||Write this instead
|a number of
||some, many, few
|address this issue
||look for solutions, solve this problem
|adequate number of
|as a consequence of
|at a later date
|at this point in time
||aware of, know
|create a dialogue with
||say what you are doing, for example “testing …”
|despite the fact that
||documents (unless referring to software documentation)
|due to the fact that
||because, since, as
|during the month of August
||create, set-up, form
||look at, check, discuss
|give consideration to
||think about, consider
|have the capacity to
||set, create, decide on, know, recognise
|if this is not the case
|if this is the case
|in accordance with
||in line with
||apply, install, do – where possible be specific
|in order to
|in receipt of
||get, have, receive, receiving
|in relation to
|in the event of, in the event that
|in the light of, in view of
|it is requested that you declare
||you should declare
|it should be noted that
||note that, remember that
|key, important, primary
||use, build on
|make an application
|make a complaint
||even though, though
|provide a response to
|provide assistance with
|reach a decision
||need or must
|that is the reason why
||that is why
|the way in which
|the reason is because
||because, the reason is
|until such time as
|whether or not

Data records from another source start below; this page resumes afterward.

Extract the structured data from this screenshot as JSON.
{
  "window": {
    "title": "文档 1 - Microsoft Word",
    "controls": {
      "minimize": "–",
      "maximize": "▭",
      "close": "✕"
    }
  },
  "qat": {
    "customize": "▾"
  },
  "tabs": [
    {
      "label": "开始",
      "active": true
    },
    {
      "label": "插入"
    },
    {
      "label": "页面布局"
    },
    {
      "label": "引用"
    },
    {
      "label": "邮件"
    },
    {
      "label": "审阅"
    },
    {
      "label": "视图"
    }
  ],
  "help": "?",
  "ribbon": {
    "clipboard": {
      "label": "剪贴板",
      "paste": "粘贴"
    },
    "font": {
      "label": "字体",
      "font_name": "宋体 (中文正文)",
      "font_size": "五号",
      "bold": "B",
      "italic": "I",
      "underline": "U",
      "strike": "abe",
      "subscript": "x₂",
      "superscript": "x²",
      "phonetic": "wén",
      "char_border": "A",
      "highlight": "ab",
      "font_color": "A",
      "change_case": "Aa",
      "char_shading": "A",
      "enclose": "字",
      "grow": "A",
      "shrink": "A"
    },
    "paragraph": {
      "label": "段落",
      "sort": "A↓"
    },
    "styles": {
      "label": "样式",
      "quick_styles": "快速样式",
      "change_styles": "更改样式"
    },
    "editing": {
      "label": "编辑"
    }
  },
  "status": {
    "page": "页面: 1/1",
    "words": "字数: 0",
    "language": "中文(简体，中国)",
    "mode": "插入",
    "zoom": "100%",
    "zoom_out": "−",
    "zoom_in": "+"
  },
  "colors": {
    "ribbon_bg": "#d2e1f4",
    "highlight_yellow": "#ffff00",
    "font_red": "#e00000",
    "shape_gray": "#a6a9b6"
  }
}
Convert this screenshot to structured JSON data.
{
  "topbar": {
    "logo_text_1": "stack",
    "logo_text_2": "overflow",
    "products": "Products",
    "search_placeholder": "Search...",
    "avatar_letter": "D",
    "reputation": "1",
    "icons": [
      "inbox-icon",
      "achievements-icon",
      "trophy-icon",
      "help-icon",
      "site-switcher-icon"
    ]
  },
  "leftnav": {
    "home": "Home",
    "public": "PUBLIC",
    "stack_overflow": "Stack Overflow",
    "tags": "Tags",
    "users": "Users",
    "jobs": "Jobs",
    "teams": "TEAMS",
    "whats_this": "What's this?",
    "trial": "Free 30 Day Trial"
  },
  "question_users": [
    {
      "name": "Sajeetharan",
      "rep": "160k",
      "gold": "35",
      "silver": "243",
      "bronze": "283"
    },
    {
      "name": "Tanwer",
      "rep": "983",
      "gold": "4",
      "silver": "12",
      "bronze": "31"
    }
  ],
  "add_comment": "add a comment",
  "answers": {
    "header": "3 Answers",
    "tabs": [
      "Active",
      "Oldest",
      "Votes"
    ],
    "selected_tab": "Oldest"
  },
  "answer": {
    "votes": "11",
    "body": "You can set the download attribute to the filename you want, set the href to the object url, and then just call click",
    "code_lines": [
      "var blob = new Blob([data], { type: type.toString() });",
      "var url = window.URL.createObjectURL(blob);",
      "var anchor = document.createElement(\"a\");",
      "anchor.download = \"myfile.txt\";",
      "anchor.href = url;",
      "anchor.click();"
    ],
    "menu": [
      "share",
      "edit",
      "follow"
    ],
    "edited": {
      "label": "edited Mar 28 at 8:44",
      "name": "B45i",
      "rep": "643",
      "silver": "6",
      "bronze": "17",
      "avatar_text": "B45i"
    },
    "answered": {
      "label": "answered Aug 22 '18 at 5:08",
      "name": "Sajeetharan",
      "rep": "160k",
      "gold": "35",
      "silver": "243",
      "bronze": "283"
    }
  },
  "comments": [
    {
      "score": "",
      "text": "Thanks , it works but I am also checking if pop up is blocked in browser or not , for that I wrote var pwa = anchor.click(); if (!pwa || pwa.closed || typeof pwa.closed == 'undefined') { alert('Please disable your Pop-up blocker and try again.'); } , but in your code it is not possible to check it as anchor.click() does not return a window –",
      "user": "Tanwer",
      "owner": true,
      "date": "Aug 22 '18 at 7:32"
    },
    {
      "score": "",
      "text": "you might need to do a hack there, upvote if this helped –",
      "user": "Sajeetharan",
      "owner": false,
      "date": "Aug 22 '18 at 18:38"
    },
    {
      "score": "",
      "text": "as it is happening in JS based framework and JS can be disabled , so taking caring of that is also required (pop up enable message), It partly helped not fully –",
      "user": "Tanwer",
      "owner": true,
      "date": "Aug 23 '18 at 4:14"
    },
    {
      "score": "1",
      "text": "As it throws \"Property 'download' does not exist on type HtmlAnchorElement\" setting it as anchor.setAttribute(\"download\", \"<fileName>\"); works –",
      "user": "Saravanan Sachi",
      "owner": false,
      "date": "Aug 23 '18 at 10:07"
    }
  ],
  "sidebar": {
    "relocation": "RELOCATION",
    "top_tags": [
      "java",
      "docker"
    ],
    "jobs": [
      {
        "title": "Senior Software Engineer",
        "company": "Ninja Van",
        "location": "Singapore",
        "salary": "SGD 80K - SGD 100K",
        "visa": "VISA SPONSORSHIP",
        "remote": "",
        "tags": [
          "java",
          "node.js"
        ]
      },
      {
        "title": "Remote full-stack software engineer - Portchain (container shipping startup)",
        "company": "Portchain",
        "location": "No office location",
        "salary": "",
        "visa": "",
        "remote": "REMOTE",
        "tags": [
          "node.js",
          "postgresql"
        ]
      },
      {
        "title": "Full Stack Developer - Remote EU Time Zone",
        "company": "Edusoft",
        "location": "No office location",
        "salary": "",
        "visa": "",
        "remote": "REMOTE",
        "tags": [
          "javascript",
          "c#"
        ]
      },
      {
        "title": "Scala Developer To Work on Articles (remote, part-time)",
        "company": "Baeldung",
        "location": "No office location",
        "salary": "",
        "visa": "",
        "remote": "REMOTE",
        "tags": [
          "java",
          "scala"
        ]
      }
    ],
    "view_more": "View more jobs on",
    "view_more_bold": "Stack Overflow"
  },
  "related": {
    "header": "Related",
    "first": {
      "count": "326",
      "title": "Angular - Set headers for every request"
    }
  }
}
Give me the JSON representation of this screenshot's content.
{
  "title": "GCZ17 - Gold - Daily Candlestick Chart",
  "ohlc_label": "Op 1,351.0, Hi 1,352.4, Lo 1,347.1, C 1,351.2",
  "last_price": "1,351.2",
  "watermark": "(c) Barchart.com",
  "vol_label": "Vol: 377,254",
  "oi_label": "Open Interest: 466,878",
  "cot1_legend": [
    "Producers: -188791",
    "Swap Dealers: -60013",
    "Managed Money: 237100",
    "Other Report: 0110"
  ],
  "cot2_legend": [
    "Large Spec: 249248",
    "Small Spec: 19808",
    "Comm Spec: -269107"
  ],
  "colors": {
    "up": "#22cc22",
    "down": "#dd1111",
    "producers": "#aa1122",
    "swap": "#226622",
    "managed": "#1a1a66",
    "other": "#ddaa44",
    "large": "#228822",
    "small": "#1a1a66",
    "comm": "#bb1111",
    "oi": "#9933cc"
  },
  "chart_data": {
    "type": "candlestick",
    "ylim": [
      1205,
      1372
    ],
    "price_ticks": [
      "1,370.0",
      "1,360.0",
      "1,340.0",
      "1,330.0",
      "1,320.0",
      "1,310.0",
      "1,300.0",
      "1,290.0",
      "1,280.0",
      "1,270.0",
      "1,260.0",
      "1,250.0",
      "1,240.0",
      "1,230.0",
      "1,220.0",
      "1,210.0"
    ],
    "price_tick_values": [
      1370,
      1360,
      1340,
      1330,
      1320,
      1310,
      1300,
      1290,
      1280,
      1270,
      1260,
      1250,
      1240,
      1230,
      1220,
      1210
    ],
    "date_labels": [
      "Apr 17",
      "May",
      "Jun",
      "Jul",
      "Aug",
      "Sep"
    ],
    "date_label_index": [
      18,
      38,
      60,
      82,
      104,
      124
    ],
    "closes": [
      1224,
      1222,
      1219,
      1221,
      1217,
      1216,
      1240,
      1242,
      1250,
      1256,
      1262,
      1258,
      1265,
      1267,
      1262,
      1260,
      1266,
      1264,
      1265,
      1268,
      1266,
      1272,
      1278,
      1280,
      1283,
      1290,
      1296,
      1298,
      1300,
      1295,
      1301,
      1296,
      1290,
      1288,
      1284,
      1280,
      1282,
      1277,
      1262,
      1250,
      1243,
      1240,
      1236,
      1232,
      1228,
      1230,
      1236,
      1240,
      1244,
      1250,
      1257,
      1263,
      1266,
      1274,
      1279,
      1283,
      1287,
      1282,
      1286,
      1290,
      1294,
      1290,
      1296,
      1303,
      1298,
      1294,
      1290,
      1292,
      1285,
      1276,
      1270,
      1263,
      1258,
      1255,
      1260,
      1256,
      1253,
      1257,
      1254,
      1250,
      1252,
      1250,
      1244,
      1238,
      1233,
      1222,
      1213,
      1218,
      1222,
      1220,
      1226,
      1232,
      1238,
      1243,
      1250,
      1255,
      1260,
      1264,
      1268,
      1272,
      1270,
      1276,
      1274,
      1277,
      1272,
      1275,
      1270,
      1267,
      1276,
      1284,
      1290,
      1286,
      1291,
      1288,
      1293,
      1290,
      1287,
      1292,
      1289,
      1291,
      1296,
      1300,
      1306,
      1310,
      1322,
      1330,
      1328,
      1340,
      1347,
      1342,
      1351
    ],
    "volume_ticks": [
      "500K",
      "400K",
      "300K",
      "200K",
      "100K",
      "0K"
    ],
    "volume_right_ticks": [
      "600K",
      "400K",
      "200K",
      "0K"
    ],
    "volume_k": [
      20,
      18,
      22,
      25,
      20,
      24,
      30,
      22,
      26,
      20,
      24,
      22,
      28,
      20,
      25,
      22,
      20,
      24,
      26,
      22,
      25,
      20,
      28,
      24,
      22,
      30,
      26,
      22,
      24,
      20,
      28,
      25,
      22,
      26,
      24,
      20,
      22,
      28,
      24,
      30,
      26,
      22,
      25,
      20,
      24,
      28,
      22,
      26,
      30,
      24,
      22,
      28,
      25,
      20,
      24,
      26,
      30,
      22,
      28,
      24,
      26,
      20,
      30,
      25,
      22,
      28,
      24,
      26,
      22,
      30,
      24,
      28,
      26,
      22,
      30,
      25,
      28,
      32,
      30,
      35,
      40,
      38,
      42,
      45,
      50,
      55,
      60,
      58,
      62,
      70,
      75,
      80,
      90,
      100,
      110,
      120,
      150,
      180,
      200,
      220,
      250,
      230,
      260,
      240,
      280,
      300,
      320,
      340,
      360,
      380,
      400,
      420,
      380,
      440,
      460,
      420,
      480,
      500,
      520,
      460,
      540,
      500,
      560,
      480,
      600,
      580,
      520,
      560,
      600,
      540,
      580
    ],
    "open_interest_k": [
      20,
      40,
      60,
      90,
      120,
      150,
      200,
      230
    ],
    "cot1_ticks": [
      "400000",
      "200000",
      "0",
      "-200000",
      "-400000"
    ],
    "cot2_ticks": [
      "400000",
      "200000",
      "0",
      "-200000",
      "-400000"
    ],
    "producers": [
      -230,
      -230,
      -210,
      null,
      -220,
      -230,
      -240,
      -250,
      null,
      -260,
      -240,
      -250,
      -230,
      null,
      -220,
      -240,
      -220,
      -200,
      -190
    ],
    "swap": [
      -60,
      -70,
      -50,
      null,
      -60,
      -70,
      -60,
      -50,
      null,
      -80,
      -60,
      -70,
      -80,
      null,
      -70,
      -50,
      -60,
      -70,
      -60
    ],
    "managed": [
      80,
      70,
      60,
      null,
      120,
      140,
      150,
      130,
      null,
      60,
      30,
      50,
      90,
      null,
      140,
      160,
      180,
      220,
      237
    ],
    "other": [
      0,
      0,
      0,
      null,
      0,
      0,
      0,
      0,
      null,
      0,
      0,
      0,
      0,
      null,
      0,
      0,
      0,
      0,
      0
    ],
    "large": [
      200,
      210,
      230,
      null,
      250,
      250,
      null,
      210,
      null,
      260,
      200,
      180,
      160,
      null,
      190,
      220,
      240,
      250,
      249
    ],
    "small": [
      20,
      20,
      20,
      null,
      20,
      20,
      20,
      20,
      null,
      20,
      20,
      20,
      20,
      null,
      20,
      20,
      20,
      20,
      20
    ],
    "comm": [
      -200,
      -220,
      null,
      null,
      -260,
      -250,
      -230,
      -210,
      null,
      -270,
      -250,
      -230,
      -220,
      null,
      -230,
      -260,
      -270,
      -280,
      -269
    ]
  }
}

|with reference to, with regard to, with respect to
Use the spelling of industry and technical terms as given in the Bugcrowd Glossary.